EXERCISE DETAILS:
Send back the listing, word for word.

SUPPLIED RECORDS:
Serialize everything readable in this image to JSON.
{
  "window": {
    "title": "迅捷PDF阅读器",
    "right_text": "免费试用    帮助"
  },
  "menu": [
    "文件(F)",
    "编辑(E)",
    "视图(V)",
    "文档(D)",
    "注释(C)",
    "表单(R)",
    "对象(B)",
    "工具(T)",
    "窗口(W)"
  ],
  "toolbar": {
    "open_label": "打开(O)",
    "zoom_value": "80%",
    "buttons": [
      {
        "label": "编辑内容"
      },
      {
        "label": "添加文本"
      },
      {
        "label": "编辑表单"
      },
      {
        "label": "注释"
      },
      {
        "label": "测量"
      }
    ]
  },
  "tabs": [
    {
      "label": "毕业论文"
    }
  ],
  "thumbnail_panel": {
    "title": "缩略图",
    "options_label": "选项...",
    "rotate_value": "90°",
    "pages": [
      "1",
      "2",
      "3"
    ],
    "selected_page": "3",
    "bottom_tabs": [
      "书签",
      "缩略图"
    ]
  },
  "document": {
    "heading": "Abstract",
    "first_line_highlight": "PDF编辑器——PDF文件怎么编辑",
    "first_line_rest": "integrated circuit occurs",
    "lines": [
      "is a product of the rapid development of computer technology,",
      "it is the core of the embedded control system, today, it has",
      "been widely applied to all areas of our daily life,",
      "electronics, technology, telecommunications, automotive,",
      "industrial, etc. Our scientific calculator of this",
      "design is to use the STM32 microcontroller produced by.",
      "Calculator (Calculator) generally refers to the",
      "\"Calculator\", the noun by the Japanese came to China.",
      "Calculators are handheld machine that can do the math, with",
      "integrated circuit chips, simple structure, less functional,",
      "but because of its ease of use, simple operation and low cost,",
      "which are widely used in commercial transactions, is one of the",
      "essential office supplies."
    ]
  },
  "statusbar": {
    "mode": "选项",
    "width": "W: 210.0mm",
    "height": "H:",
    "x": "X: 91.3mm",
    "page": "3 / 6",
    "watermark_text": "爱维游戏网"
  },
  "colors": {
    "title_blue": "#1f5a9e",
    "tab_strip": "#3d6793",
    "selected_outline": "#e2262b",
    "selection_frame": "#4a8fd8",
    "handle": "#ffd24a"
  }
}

EXERCISE ANSWER:
Serialize everything readable in this image to JSON.
{
  "window": {
    "title": "迅捷PDF阅读器",
    "right_text": "免费试用    帮助"
  },
  "menu": [
    "文件(F)",
    "编辑(E)",
    "视图(V)",
    "文档(D)",
    "注释(C)",
    "表单(R)",
    "对象(B)",
    "工具(T)",
    "窗口(W)"
  ],
  "toolbar": {
    "open_label": "打开(O)",
    "zoom_value": "80%",
    "buttons": [
      {
        "label": "编辑内容"
      },
      {
        "label": "添加文本"
      },
      {
        "label": "编辑表单"
      },
      {
        "label": "注释"
      },
      {
        "label": "测量"
      }
    ]
  },
  "tabs": [
    {
      "label": "毕业论文"
    }
  ],
  "thumbnail_panel": {
    "title": "缩略图",
    "options_label": "选项...",
    "rotate_value": "90°",
    "pages": [
      "1",
      "2",
      "3"
    ],
    "selected_page": "3",
    "bottom_tabs": [
      "书签",
      "缩略图"
    ]
  },
  "document": {
    "heading": "Abstract",
    "first_line_highlight": "PDF编辑器——PDF文件怎么编辑",
    "first_line_rest": "integrated circuit occurs",
    "lines": [
      "is a product of the rapid development of computer technology,",
      "it is the core of the embedded control system, today, it has",
      "been widely applied to all areas of our daily life,",
      "electronics, technology, telecommunications, automotive,",
      "industrial, etc. Our scientific calculator of this",
      "design is to use the STM32 microcontroller produced by.",
      "Calculator (Calculator) generally refers to the",
      "\"Calculator\", the noun by the Japanese came to China.",
      "Calculators are handheld machine that can do the math, with",
      "integrated circuit chips, simple structure, less functional,",
      "but because of its ease of use, simple operation and low cost,",
      "which are widely used in commercial transactions, is one of the",
      "essential office supplies."
    ]
  },
  "statusbar": {
    "mode": "选项",
    "width": "W: 210.0mm",
    "height": "H:",
    "x": "X: 91.3mm",
    "page": "3 / 6",
    "watermark_text": "爱维游戏网"
  },
  "colors": {
    "title_blue": "#1f5a9e",
    "tab_strip": "#3d6793",
    "selected_outline": "#e2262b",
    "selection_frame": "#4a8fd8",
    "handle": "#ffd24a"
  }
}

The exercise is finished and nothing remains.